═════ AVAILABLE RECORDS

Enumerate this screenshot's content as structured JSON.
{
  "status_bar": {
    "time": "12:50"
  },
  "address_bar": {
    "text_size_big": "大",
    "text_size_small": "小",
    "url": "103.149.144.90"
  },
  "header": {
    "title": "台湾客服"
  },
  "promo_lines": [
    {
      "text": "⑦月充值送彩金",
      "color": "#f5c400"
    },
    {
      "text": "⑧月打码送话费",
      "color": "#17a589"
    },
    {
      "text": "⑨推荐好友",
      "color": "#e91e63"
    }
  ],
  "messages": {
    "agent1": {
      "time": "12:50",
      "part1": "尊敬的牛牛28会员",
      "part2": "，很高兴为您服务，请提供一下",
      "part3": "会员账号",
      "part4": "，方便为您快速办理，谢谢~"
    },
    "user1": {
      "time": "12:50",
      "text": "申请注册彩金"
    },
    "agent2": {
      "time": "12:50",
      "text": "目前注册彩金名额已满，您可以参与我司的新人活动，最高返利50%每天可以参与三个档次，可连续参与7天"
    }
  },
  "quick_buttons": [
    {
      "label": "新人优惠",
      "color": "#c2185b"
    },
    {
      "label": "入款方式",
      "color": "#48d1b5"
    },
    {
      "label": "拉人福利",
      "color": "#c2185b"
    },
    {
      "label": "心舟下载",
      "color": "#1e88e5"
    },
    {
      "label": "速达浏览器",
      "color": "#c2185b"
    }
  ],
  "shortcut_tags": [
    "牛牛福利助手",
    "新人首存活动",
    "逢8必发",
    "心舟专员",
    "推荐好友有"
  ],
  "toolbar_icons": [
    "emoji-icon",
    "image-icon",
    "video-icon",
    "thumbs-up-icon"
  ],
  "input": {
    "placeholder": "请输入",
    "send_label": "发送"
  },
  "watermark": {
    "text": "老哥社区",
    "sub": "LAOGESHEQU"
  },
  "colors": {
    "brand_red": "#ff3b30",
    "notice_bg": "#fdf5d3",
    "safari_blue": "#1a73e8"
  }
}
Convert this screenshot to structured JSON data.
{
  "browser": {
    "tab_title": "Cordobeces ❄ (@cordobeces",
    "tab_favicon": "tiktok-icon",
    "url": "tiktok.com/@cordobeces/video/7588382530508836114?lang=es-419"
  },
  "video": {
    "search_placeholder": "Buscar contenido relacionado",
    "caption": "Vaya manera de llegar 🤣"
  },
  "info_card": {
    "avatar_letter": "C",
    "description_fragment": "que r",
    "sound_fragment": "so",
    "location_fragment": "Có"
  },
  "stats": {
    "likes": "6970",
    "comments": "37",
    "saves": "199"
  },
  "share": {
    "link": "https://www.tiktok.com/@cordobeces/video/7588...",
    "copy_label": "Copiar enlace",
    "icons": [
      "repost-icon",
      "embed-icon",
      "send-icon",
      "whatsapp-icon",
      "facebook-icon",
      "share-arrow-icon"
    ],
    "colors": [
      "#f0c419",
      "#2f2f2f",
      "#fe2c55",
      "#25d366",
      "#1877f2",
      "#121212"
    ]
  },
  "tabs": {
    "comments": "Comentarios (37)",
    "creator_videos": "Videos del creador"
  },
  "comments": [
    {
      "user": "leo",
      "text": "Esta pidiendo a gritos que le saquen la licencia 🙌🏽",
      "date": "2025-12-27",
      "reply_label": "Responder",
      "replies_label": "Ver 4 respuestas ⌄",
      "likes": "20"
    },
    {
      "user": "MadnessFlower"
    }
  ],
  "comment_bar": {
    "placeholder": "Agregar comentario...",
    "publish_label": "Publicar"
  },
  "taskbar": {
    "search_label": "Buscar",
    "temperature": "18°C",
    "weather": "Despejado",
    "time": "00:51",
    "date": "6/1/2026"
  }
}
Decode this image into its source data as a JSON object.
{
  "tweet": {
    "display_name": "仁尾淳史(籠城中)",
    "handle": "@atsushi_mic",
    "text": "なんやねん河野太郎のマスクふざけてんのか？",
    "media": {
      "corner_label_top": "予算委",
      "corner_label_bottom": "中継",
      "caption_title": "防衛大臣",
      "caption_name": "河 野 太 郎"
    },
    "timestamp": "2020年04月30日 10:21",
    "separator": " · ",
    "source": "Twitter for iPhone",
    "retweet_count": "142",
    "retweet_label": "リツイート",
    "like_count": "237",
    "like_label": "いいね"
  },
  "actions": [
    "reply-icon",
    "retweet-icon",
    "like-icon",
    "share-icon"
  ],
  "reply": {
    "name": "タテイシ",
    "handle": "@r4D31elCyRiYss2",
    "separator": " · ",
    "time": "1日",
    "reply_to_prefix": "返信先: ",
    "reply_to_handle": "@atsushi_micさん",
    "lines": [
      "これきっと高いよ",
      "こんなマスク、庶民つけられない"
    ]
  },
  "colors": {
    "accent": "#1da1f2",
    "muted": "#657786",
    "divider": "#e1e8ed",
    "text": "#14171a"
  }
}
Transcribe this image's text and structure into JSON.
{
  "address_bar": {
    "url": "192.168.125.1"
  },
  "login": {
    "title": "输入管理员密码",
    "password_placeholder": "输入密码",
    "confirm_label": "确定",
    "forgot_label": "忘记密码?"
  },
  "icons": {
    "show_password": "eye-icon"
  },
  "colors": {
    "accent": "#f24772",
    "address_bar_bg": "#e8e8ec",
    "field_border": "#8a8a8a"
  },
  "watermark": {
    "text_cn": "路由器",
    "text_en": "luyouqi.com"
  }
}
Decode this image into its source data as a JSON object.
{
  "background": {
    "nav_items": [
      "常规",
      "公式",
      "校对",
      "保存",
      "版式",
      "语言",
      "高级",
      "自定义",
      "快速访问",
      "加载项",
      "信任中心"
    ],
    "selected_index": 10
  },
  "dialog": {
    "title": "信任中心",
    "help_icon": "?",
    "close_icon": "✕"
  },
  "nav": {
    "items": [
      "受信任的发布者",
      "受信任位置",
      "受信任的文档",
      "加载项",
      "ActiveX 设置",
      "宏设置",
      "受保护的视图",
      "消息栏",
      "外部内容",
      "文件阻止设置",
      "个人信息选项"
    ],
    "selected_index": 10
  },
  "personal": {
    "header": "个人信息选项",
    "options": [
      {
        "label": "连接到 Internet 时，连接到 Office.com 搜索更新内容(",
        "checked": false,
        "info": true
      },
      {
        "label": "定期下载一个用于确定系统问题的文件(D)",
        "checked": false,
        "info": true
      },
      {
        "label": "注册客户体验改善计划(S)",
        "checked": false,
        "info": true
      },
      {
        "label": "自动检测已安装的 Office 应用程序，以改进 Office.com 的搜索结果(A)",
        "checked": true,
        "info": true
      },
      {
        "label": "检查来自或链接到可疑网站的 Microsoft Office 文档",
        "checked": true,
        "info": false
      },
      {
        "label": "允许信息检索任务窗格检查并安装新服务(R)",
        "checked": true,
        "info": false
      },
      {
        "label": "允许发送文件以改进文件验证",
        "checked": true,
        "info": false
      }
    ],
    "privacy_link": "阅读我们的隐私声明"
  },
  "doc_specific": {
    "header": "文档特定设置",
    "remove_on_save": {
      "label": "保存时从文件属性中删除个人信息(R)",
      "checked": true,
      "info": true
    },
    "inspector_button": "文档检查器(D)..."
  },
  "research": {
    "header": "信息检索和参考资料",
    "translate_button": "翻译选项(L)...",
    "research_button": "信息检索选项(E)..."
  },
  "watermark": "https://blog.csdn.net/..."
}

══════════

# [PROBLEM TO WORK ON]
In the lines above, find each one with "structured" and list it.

# [ANSWER SECTION]
Enumerate this screenshot's content as structured JSON.
Convert this screenshot to structured JSON data.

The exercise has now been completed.